Firstly, the power to make such By-Laws flows from the contractual relationship between an athlete and their sport when they take out membership. From this point on both athlete and sporting association (including the AOC) must strictly comply with the rules upon which they have jointly agreed. The rules will be valid in so far as the contract has been entered into with free and fully informed consent and in so far as they do not offend public policy.

One has to wonder if holding the gun of not competing in the Olympics against an athlete constitutes a contract that has been entered into with the necessary condition of free and full consent. Furthermore, one has to wonder if a contract that seeks to remove a fundamental common law right and privilege, that Parliament has decided that it should not remove, is not provision in a contract which is void as being contrary to public policy and the proper administration of justice.

Courts have for a long time held that there are some things which one cannot consent to or contract for on the grounds of public policy.
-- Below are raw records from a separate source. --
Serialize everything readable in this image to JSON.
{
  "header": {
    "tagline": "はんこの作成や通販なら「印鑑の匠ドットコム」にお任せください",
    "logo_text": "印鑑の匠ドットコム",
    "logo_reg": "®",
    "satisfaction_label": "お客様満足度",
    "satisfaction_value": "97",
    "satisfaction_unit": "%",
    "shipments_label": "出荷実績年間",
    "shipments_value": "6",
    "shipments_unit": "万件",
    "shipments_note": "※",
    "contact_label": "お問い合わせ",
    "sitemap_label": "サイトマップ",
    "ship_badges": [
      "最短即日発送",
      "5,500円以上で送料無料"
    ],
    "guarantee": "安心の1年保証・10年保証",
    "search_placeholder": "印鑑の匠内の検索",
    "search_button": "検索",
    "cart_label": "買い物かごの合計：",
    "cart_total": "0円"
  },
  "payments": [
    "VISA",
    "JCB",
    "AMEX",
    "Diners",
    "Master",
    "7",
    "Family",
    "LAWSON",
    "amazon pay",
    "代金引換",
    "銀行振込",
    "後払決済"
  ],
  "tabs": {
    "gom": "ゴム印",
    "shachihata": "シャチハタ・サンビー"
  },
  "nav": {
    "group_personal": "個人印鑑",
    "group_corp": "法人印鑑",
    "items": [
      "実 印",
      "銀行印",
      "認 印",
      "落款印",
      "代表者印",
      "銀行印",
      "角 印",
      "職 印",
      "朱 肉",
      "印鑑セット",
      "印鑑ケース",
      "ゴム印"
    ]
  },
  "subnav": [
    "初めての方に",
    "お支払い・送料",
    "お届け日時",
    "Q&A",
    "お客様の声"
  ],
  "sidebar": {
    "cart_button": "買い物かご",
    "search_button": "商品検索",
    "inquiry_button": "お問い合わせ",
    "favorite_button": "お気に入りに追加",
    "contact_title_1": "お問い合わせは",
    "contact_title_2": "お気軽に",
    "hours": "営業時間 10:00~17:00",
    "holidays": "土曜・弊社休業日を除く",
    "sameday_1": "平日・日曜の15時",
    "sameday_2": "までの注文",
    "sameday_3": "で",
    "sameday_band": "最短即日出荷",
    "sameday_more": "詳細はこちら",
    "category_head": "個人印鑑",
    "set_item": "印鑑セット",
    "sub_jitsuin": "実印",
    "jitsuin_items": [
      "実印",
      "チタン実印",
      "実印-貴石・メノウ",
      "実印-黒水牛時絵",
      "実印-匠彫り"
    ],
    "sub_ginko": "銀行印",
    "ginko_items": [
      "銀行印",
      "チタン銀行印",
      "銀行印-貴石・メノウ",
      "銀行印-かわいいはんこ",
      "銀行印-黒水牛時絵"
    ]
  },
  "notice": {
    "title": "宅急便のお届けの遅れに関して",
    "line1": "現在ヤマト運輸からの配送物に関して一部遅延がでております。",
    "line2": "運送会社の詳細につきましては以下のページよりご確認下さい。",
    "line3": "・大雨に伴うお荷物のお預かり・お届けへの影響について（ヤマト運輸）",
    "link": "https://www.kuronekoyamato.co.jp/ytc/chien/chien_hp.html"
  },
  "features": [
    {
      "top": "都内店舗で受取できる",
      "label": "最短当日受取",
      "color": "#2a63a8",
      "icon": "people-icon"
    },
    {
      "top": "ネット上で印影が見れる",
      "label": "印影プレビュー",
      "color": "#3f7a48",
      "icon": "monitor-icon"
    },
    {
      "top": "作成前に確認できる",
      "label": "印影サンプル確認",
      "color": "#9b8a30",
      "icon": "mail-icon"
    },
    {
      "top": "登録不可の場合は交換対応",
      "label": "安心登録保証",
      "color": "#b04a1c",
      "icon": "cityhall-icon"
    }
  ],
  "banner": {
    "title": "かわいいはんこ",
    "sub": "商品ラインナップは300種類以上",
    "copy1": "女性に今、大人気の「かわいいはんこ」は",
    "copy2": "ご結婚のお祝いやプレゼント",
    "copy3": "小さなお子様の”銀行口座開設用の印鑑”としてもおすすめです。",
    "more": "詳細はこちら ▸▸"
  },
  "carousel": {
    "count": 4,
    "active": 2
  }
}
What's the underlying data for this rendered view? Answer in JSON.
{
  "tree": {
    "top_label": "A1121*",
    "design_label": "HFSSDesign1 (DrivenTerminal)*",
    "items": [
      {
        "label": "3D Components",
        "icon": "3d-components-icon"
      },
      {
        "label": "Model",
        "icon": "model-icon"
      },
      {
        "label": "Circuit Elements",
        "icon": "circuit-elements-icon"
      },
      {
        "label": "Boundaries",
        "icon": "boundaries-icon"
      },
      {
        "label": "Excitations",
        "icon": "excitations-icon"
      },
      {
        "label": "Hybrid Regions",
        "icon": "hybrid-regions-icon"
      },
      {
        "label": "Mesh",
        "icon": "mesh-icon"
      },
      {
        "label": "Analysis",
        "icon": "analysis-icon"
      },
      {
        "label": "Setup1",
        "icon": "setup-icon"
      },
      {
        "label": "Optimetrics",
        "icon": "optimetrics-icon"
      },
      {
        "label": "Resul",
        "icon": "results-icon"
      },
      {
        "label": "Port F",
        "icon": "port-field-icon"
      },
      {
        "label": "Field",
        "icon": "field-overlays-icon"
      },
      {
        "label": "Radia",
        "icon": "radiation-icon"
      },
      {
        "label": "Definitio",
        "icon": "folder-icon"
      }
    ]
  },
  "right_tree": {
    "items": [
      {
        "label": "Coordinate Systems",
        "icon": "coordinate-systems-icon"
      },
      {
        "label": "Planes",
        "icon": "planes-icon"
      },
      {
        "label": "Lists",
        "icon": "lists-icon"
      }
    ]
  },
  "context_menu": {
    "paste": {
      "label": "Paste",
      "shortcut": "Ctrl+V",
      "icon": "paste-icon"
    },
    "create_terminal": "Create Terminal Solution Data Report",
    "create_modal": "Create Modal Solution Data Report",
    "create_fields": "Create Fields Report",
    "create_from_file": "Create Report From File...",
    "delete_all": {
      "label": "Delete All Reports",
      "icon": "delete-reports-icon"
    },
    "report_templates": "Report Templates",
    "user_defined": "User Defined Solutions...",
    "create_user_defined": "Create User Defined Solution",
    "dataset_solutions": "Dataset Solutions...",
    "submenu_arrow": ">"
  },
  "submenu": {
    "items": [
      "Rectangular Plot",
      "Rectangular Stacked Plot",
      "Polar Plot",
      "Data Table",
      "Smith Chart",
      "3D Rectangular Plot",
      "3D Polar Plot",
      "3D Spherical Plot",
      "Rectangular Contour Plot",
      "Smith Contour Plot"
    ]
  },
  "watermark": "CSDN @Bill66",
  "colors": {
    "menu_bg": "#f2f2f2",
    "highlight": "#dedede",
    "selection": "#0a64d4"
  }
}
For example we know that one cannot consent or contract to be assaulted in a way that causes bodily harm – the English case of R v Brown is an example where a group of English sado-masochists argued unsuccessfully in their defence that they had consented to being harmed in such a way.

Similarly there is authority for the proposition that one cannot consent or contract to become a slave. In a similar vein was the argument put to the Courts in relation to the Northern Territory Euthanasia laws – that one cannot consent to be killed.

The precise limits of what one can do and can’t do by contract need to be spelled out in the circumstances of each case.

What seems apparent to us is that the merits of the AOC By-Law require some critical reflection, it requires more than another rash of evangelical cheerleading about catching the cheats.

It also requires us to consider the reasons why anti-doping officials have such a hard time communicating with athletes.

It requires us to ask, well maybe, the problem is one of trust and in the end one of making the athlete’s partners rather than objects in the process.